On airplanes, I like to look out. But not everyone wants the window shade to be up.
At this point, it could help to think like an economist. But first, the facts.
The Airplane Window Shade Debate
We could divide fliers into dark and light advocates.
The people on the dark side are screen users and snoozers. They have work to do, movies to watch, and games to play. They hope to sneak in a nap before they land. Whether using media or sleeping, for them, glare is a problem.
Those who prefer the light like to look outside. They might want to read with natural rays rather than the overhead light. And sometimes for safety, the crew needs raised shades in certain rows.
Who is right? There are no airplane window shade rules. American says it prohibits attendants from electronically taking over a passenger’s window shade while United has no policy. On some Boeing 787 flights from Asia to North America, attendants reputedly electronically darken all windows and keep them that way unless a passenger asks for control.
The real problem might be that each of us is doing our own thing. We used to see the same movie at the same time on a mounted screen. But now, we are making many more individual decisions. The result has been more conflict over when to recline and whether to lower a shade.
One remedy though could be tradition. It has been an unspoken rule that the person in the window seat controls the shade. Occupying a middle seat gives you power over the armrests. And, the aisle person has a some space for long legs and moving. Yes?
Our Bottom Line: Economic Systems
If nothing else works, as always there is an economic solution. We just need to look at the three basic economic systems.
Nobel laureate Ronald Coase told us that voluntary negotiation can resolve a conflict. For a shade dispute, one person could feel it is worth $10 to keep the shade down and the other could be willing to pay $20 to have it up. By settling on an amount between $10 and $20, everyone could be happy. (I know, few of us would be willing to pay.)
Other solutions leave us with less choice. Since most new planes have electronic shades that attendants can control, the airline can make the decision.
Here, we can say that, as always, the person sitting nearest the window can decide.
Where are we? Those of us who sit in the window seat wield more power than we might realize.

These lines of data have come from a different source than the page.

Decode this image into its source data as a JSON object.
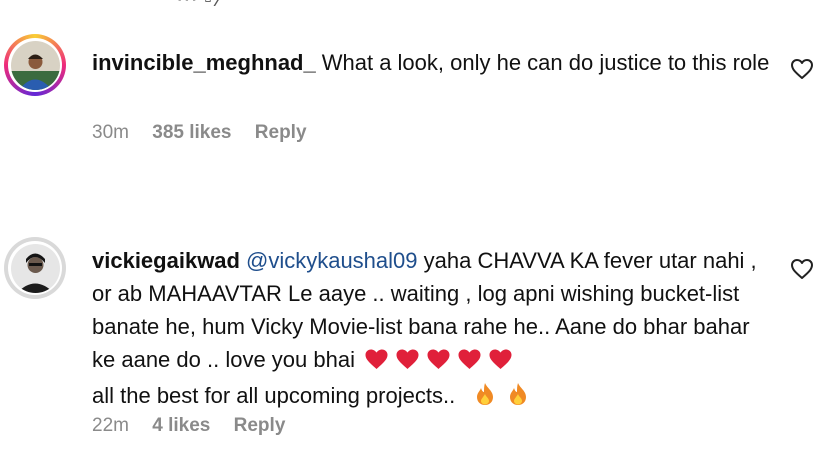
{
  "comments": [
    {
      "username": "invincible_meghnad_",
      "text": "What a look, only he can do justice to this role",
      "time": "30m",
      "likes": "385 likes",
      "reply_label": "Reply",
      "avatar_icon": "profile-photo"
    },
    {
      "username": "vickiegaikwad",
      "mention": "@vickykaushal09",
      "text_line1": "yaha CHAVVA KA fever utar nahi , or ab MAHAAVTAR Le aaye .. waiting , log apni wishing bucket-list banate he, hum Vicky Movie-list bana rahe he.. Aane do bhar bahar ke aane do .. love you bhai",
      "text_line2": "all the best for all upcoming projects..",
      "time": "22m",
      "likes": "4 likes",
      "reply_label": "Reply",
      "avatar_icon": "profile-photo",
      "emoji_hearts": 5,
      "emoji_fires": 2
    }
  ],
  "colors": {
    "heart_emoji": "#e0203a",
    "fire_emoji": "#f08a24",
    "mention": "#1f4e8c",
    "meta_text": "#8a8a8a"
  }
}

My sources and more: Thanks always to the WSJ Middle Seat column for alerting me to interesting airline issues. Then, if you want to read about new airplane window technology that eliminates shades, do take a look at this Wired article.
Our featured image is from Pixabay.